(Stored items)
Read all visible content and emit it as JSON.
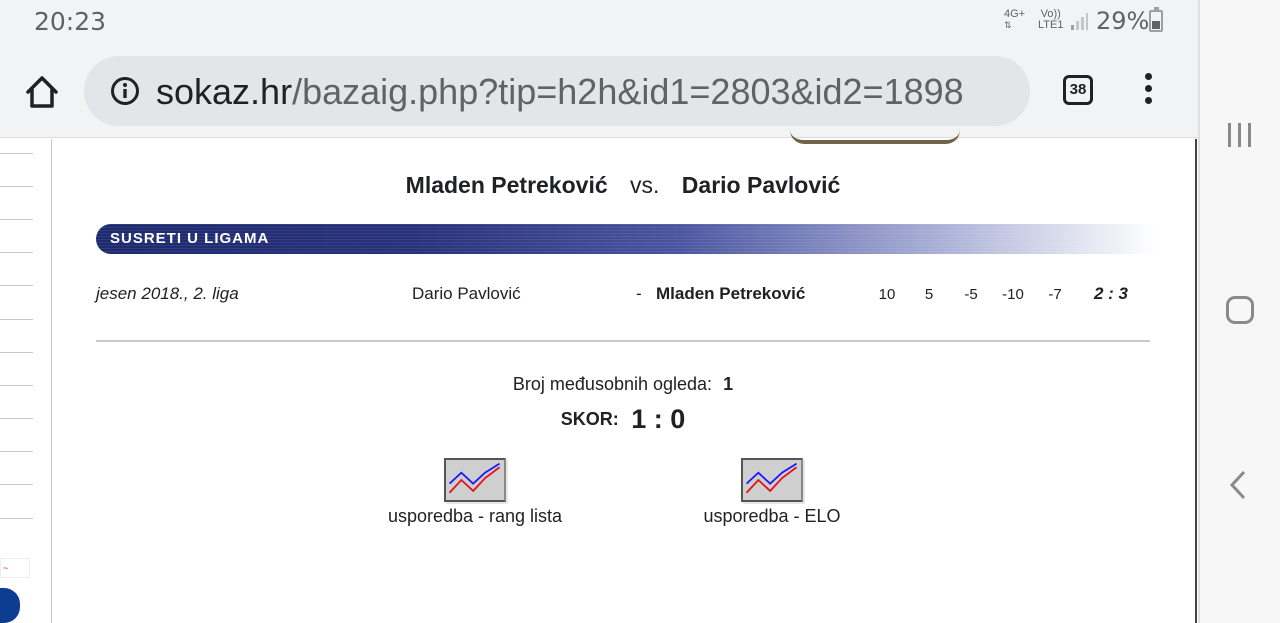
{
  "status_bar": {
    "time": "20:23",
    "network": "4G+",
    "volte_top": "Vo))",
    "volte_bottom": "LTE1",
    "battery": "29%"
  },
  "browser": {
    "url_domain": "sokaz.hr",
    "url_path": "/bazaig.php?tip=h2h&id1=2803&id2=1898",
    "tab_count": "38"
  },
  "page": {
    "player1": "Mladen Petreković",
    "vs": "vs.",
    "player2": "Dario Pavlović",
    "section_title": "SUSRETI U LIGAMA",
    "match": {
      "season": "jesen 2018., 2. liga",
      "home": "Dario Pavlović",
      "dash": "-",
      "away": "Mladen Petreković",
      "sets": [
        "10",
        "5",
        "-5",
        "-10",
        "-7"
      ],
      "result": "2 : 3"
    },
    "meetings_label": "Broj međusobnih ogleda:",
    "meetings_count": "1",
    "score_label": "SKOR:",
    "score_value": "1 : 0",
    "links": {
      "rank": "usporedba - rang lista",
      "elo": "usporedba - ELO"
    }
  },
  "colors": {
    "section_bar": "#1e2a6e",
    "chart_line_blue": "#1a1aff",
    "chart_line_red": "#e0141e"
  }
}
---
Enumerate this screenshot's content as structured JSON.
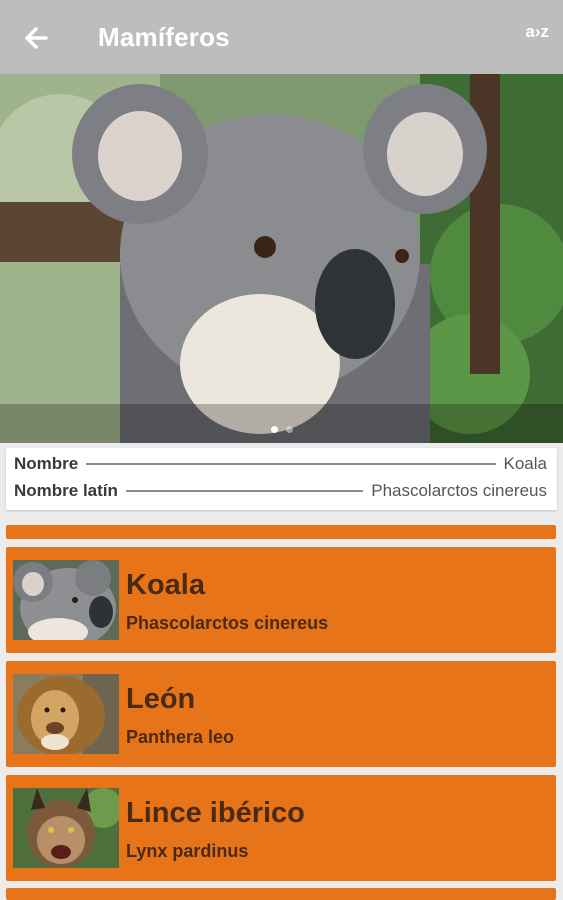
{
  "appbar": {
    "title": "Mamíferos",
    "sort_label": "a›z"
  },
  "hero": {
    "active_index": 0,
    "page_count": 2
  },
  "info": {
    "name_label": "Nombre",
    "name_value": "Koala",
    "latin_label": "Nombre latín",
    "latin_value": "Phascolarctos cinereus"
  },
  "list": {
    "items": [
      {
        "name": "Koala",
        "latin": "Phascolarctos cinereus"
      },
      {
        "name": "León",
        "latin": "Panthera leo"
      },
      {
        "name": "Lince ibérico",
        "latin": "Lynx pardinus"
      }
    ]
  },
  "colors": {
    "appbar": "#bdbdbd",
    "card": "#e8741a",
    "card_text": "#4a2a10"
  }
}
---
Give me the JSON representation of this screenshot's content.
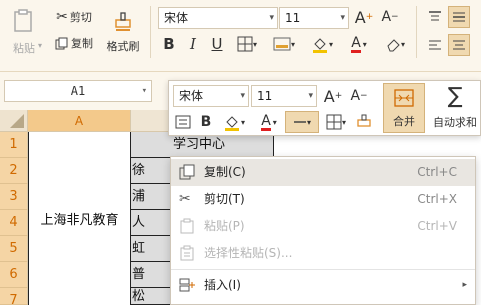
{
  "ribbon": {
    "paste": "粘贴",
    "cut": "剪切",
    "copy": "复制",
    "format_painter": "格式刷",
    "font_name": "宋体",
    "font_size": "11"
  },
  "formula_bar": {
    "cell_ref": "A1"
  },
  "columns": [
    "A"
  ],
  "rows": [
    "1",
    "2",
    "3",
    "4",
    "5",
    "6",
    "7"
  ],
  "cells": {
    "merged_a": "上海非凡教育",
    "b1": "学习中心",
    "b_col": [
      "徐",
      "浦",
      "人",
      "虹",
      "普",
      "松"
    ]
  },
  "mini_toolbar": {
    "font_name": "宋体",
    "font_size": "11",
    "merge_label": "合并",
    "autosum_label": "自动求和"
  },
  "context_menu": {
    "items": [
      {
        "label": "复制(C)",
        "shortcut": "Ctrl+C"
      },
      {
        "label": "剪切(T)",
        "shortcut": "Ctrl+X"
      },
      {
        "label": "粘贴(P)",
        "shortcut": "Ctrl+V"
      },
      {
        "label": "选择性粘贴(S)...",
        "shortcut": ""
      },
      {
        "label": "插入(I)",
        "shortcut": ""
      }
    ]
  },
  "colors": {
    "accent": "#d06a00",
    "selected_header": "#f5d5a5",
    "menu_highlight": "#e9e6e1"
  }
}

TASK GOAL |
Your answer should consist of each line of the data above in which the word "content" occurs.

ANSWER FOR THE TASK |
Read all visible content and emit it as JSON.
Enumerate this screenshot's content as structured JSON.
Give me the JSON representation of this screenshot's content.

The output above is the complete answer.